Accit 2011 (Agile Coach Camp Italy) report

Saturday, May 14th, 2011

Some notes on what I took home from the Agile Coach Camp Italy 2011, that happened in a beautiful country resort in Umbria from 6 to 8 May.

The session “What is a coach” facilitated by Andrea Provaglio, for a sampling of how coaches think and what they do.

The session on “Agile ceremonies in distributed teams”, facilitated by Sven Tiffe, for tips and real-life tales.

The session “Coaching Dojo”, facilitated by Oana Juncu, where novice coaches practice problem solving by asking questions.

The session about ALE Italy, again by Andrea, where we shared ideas and vision about a shared idea of Agile and Lean in Europe. In particular the idea of sharing “Status of Agile in my Country” reports.

The session about Conceptualizations by Pierluigi Pugliese, that introduced some strategic-level models for deciding how and if to introduce change in an organization.

The session about “A3 Thinking” by Claudio Perrone, showing that problem solving is a structured activity that can be taught and learned.

The session “Becoming a Coach”, organized by Vittorio Scibetta, where accomplished coaches shared their thoughts on things that shaped their coaching and how to learn about coaching.

The coding dojo where Alberto Brandolini practiced the art of maintaining focus while a chattering crowd of “umarell” (*) was teasing and criticizing him!

Now it’s clear to me that being an agile coach involves more than knowing TDD. If you want to be an “agile coach”, there’s a lot to learn about the “coach” part in addition to the “agile” part.

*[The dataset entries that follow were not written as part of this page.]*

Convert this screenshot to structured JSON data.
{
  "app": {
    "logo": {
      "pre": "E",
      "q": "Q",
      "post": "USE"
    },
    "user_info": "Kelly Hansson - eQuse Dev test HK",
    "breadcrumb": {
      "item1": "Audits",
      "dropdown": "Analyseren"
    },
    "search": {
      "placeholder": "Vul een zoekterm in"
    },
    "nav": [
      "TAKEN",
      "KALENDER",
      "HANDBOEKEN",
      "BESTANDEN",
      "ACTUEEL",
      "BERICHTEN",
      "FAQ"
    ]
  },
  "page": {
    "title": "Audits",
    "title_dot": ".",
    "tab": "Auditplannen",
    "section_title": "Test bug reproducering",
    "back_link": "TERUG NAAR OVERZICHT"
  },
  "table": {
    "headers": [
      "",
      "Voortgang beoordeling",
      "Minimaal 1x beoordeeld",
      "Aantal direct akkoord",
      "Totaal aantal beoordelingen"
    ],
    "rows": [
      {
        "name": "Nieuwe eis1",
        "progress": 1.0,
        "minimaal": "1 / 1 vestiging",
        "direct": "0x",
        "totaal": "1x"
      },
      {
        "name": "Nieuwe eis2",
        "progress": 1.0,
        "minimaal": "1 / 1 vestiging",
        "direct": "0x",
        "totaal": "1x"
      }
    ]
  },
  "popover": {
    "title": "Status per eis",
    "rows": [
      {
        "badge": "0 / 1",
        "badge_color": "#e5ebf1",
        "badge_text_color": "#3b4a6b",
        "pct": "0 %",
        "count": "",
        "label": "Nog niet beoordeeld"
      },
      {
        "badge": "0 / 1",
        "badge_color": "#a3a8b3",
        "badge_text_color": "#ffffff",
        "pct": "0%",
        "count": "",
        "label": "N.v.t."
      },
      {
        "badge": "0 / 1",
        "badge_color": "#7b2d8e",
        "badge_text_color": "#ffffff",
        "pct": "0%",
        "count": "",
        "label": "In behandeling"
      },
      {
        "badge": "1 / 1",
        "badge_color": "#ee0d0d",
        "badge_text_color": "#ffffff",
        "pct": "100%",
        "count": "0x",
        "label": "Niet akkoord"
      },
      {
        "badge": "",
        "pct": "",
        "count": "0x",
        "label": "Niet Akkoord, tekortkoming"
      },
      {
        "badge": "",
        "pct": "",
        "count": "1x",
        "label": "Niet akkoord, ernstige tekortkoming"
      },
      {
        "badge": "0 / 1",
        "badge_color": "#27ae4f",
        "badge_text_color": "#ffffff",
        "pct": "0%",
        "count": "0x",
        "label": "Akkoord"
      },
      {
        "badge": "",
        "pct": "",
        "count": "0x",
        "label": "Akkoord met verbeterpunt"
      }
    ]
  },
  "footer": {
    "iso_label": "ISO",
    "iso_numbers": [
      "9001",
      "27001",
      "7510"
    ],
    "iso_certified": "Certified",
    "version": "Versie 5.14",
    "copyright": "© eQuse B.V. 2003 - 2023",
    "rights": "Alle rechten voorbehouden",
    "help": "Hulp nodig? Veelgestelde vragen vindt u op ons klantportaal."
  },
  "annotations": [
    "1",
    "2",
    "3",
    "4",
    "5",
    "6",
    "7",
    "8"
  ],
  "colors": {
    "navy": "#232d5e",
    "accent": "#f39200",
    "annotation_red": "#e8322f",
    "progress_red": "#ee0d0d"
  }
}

This was the first “unconference” I attended. In this kind of conference, also known as an “open space”, the program is not prepared beforehand; rather, the organizers provide a structure, such as blank timetables, rooms and materials, and by a process called “marketplace” the participants prepare the program on the spot. It was great! I learned so much. In this case the openspace organizer was Pierluigi, who spent a lot of care and attention to detail to make it work smoothly.

I also was impressed by the good energy of participants; lots of games, laughs and smiles. It’s been a very good place to be.

(*) In Bologna, “umarell” is someone with time on his hands who watches workers in roadworks and offers criticism :-)